Barach’s younger brother, Michael, is also on the team. J.B. mentioned that one of his goals at practice is to sweat as much as his little brother.
Without our father’s alimony, my mother moved us into a townhouse with smaller rooms and no basement, but by then my brother and I had less time for our indoor games. J.B. had a cell phone with a zillion names in it, and he was perpetually walking out the front door with the phone up to his ear so no one could ask where he was going. At the Friday night school dances, J.B. would show up late, stinking with alcohol. I’d be standing with a bunch of guys whose older brothers my brother tormented, and who heard from their brothers that my brother was an asshole. As soon as J.B. spotted me, he’d scream “Mikey!” and run over to hug me until I couldn’t breathe. More than a few times he fell on his face before he could get there and rolled on the ground laughing. At the end of the night, when Boyz II Men or Jodeci played, he slow danced with Arwen Haring, the hottest girl in my grade, and my friends and I stole glimpses of Arwen burying her head in my brother’s neck.

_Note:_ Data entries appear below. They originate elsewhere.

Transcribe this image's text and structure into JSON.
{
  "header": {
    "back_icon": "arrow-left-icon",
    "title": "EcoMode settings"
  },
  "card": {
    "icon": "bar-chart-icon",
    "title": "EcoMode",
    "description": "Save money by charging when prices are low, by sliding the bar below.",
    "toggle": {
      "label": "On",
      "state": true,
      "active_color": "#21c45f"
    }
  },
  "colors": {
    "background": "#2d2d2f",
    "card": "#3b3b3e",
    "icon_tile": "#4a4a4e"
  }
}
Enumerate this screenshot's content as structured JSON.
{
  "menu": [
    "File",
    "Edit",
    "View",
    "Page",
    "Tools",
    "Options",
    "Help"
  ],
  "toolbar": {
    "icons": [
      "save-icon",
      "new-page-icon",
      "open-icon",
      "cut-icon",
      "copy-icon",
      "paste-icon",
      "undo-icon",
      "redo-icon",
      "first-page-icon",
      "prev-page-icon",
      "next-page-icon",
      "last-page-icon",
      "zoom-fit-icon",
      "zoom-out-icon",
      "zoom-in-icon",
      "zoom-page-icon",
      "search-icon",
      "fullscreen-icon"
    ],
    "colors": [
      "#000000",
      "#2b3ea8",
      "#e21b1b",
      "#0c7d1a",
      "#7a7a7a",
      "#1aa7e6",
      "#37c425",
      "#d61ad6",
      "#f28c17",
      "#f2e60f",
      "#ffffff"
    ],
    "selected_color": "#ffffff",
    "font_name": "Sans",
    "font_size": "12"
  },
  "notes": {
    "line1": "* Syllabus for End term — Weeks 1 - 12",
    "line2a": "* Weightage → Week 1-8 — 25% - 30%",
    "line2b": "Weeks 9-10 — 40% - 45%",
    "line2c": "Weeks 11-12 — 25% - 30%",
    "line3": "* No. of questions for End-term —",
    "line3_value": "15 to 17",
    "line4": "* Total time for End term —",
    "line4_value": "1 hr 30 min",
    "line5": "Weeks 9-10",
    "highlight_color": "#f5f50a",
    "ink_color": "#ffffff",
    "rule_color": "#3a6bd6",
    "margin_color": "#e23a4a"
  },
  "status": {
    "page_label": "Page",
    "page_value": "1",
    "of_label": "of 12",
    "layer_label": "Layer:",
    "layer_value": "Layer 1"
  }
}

Have you ever been to Philadelphia in November? The football my brother throws drops into my arms like a rainbow. Next to his eye, J.B. has a curved wound, speckled at the edges like the bottom of a beer bottle. I’m hungover, too, but the air is good on my face. When I breathe in, it moves through my body like water. It lets me keep running. I zigzag across the grass, faking left, button-hooking, Hail Marying. J.B. keeps sending high spirals. He doesn’t even have to try: I burst forward and the ball falls to me in stride. I dive in the leaves and leather hits my hands. My brother is in his white Nitanny Lions Jersey. My hands and lungs are burning. The Honda pulls into the driveway and our mother beeps the horn twice.